DUNE #19: Agents and Architects

By Andrew Peregrine

One of the most useful aspects of the Dune: Adventures in the Imperium system is the option to engage with a problem as an agent or an architect. As an agent, a character deals directly with a conflict. They might get in a knife fight or threaten a non-player character in person. But as an architect, they can be a puppet master, sending in a squad of soldiers to fight their enemies or sending an anonymous blackmail letter to an enemy.

While this might sound complex, it’s actually quite straightforward. Most problems players have reported come from the assumption that applying either option is more complicated than it is. Which mode the players and gamemaster use is defined only by the way the player decides to approach the situation and doesn’t require any shift of mode or rules change.

Whether you are using agent or architect play, resolving a situation is just the same. The only difference is the potential consequences of the result of the test. If an agent fails, they may get personally injured, as they are in their enemy’s firing line. An architect is unlikely to suffer any further consequence than failure as they aren’t close enough to an enemy to get hurt. However, an agent ‘on the ground’ may have more options to capitalize on success or take a different tack after failure by virtue of being in the situation personally.

The mode of play used depends on the assets each player uses, and the group as a whole can even mix both modes depending on their strengths. So, which you use is very much a player decision based on their approach, rather than something the gamemaster decides for them.

For instance, the players discover that their enemy is hiding in a safehouse in Arrakeen and decide they want to raid the place and take down their nemesis.

One player may prefer the direct approach: their character has a knife and a focus with it, so they want to go in as an agent to face the enemy in close combat. Another character may have a group of soldiers as an asset and decide to enter the conflict as an architect, commanding the soldiers from some distance away. Both characters can do this in the same way as if they had both gone in with knives or both sent in military units. For both characters, the test involves Battle. The Drive depends on why they are initiating the conflict – something that might be the same, whether they are acting as an agent or architect.

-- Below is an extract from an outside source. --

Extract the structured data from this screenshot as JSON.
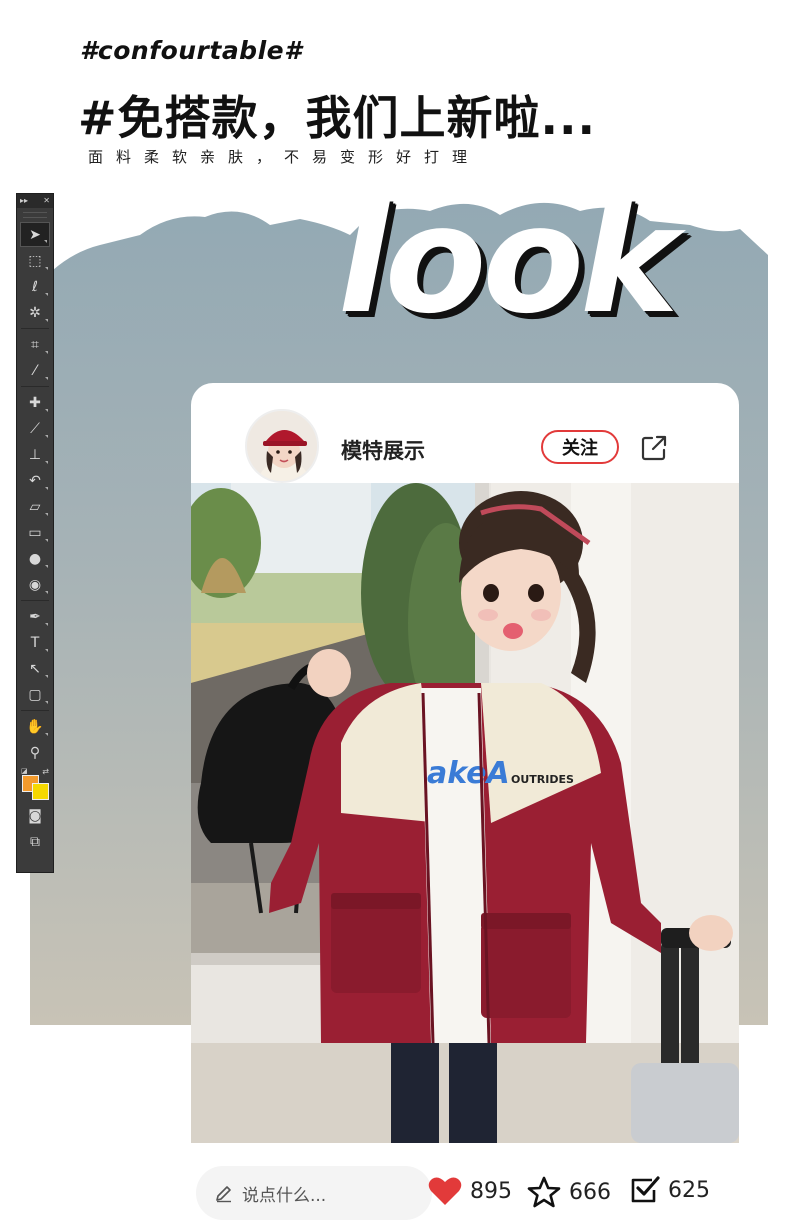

The real difference in the two approaches depends on the results of the conflict. The knife-wielding agent might suffer physical damage if things go wrong. The architect might lose some of their soldiers but won’t even get scratched in the altercation. However, if the enemy wins the conflict and tries to escape, the agent might be able to chase them and try again. The architect, having lost their asset, is unable to pursue their target further.

In general, agent-level play is a good way to make sure you can cover all the bases in a conflict and improvise when things go badly. Architect-level play is good for keeping the player character safe and possibly maintaining their anonymity when attacking their enemies.

Ultimately, it doesn’t matter if you are an agent or architect in a conflict. Both are simply helpful terms to guide the gamemaster when interpreting the results of a conflict if players have used different assets. The rules allow you to use either style without using different mechanics.